> [TASK DETAILS]
Please copy out each line of the listing that contains the word "JSON".

> [EXERCISE INPUTS]

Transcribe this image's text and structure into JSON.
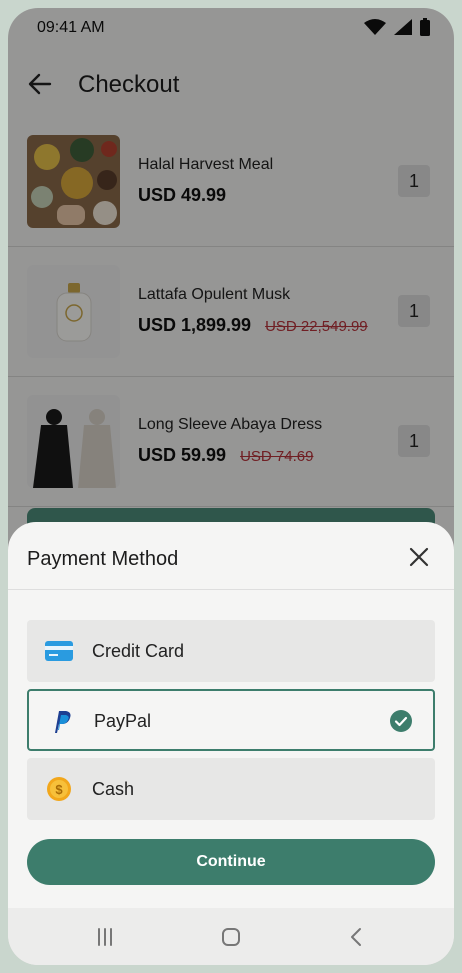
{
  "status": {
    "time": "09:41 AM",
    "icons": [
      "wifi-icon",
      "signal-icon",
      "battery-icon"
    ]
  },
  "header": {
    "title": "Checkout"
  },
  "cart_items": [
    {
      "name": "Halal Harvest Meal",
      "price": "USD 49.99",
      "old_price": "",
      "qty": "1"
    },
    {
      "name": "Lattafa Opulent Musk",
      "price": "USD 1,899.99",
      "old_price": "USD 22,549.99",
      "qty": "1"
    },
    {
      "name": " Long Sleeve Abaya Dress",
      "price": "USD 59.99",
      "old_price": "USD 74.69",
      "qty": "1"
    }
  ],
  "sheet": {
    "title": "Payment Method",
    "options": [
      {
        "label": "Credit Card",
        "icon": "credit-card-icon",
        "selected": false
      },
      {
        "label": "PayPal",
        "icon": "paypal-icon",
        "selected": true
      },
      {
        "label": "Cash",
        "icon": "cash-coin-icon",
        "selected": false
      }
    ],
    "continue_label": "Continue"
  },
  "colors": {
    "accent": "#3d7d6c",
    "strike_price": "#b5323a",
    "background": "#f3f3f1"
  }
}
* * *
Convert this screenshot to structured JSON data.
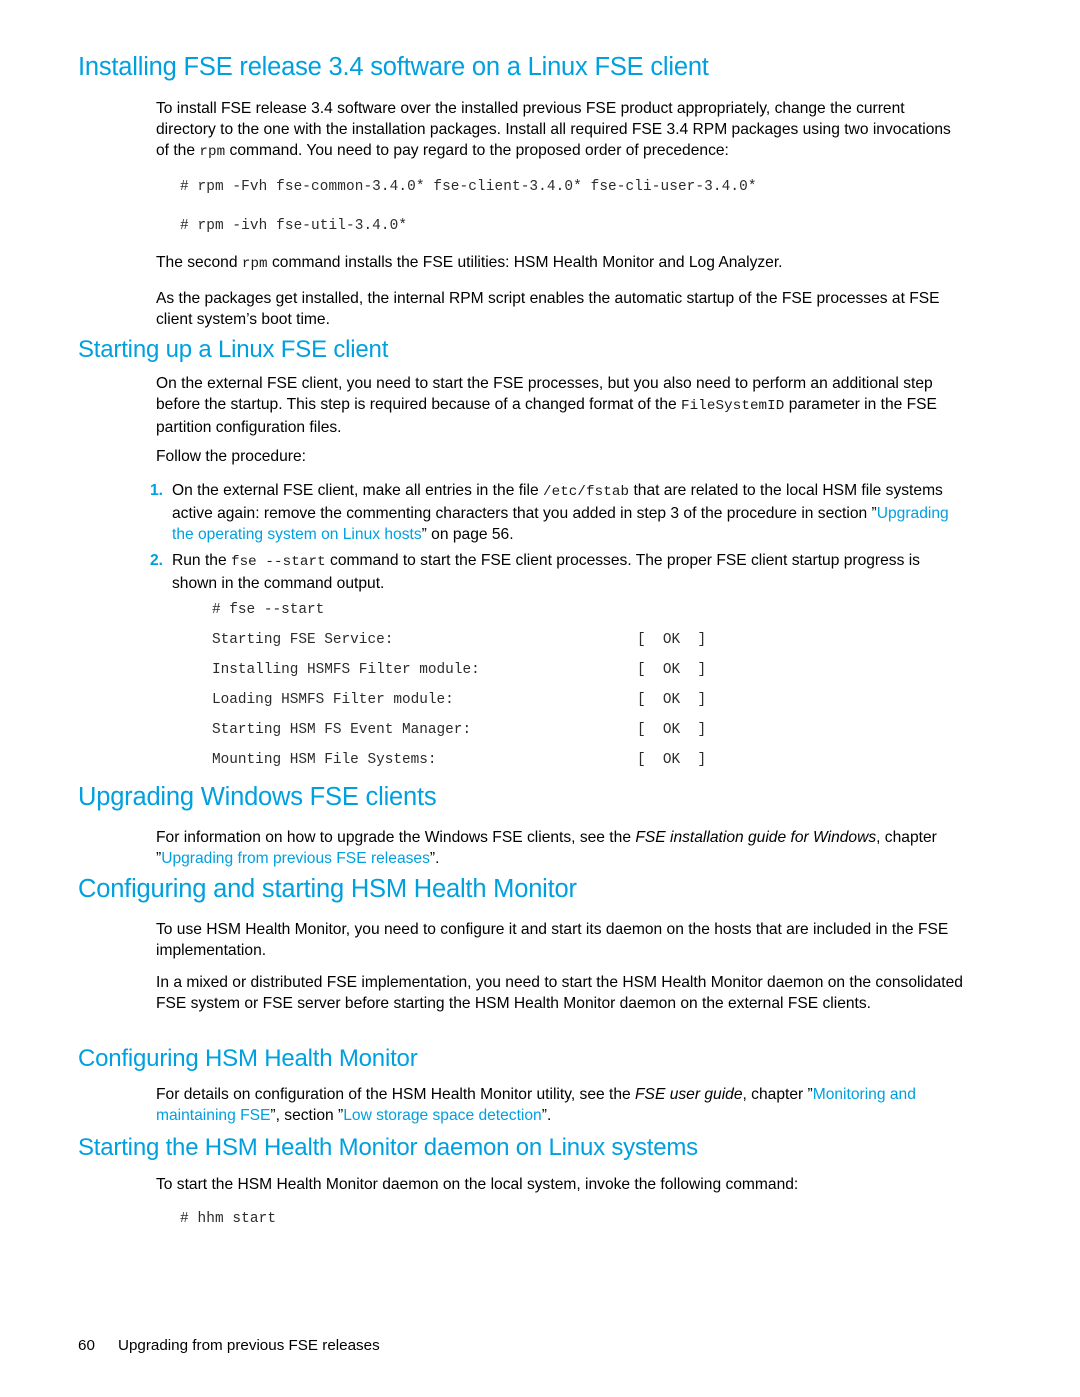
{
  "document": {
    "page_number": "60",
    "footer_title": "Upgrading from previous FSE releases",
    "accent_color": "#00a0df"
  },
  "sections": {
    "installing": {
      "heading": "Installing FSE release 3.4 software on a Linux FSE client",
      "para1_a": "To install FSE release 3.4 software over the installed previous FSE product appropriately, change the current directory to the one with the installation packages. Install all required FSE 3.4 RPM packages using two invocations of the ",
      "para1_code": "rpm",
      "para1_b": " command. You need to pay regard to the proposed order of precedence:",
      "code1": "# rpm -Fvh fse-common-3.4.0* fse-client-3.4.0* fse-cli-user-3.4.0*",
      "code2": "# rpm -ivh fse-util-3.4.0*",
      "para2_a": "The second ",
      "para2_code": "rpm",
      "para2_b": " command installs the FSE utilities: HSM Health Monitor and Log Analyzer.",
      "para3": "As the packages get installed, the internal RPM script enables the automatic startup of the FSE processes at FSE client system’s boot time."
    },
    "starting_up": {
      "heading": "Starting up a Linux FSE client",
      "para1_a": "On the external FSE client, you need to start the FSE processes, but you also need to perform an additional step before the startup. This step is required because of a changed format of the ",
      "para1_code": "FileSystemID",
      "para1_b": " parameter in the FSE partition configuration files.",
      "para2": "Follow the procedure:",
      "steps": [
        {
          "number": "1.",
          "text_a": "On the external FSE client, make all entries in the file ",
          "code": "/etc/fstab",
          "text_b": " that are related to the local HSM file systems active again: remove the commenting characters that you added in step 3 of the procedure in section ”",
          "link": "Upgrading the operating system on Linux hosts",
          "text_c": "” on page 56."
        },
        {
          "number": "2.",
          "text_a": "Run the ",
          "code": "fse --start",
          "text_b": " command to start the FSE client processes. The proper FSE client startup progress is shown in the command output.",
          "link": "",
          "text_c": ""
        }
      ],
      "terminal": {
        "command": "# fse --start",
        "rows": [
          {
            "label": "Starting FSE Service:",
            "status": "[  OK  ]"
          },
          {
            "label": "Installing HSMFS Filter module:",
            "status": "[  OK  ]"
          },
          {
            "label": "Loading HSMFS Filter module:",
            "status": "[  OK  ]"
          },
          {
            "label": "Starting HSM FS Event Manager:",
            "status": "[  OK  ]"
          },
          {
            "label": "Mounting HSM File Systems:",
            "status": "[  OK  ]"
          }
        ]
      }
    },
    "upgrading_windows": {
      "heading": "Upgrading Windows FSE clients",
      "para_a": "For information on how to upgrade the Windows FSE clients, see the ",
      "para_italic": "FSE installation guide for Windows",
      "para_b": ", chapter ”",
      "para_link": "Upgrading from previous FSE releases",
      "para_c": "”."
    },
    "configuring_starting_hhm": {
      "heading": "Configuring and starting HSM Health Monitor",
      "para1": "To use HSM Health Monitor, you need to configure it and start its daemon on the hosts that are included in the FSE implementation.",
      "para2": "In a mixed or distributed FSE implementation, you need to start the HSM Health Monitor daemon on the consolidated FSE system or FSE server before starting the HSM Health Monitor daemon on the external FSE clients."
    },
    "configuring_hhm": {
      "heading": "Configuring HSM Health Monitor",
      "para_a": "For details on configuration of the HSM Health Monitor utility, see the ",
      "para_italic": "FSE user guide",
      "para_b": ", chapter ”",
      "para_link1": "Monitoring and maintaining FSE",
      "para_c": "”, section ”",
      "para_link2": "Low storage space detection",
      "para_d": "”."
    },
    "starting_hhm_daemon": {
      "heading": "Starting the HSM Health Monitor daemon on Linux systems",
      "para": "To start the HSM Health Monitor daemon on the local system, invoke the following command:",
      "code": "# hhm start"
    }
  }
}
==
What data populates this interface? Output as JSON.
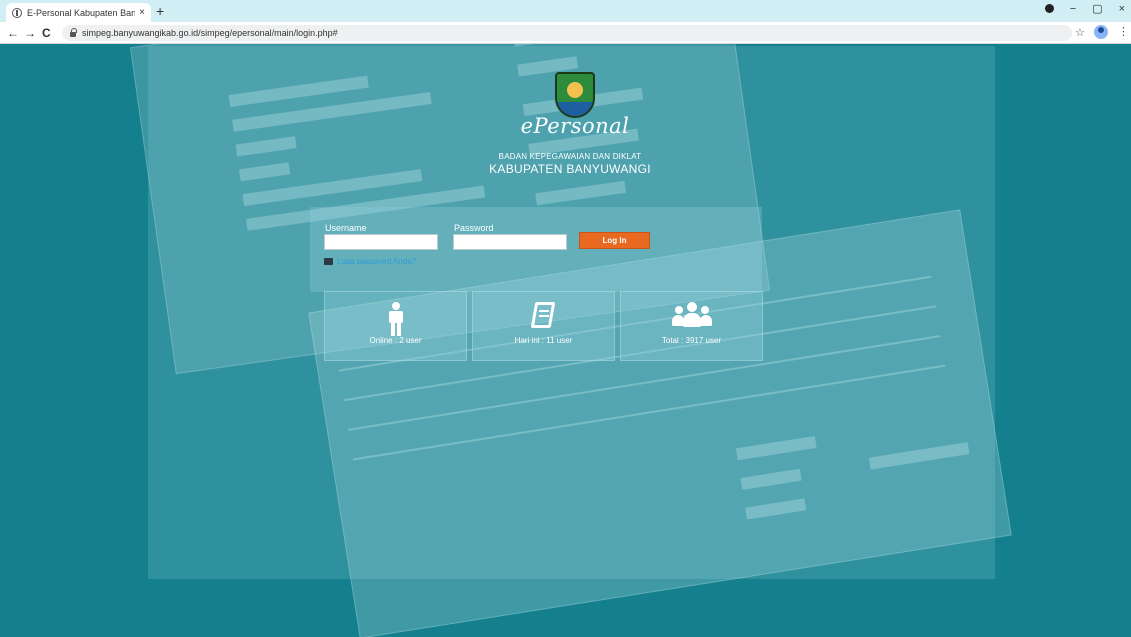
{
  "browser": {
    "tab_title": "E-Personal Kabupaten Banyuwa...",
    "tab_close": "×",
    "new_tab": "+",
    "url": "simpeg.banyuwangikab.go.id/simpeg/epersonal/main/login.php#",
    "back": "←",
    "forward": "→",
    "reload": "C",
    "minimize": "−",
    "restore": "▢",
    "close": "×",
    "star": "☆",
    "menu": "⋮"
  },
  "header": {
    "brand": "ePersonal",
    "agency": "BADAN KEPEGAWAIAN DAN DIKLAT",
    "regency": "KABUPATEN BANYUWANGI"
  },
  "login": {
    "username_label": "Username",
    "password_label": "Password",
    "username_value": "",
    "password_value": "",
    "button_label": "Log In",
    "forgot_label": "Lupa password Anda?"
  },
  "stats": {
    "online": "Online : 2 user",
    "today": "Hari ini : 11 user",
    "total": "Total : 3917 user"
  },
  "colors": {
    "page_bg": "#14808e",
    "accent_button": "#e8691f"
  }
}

> [SOLUTION FOR THIS PROBLEM]
Transcribe this image's text and structure into JSON.
Convert this screenshot to structured JSON data.
What data populates this interface? Output as JSON.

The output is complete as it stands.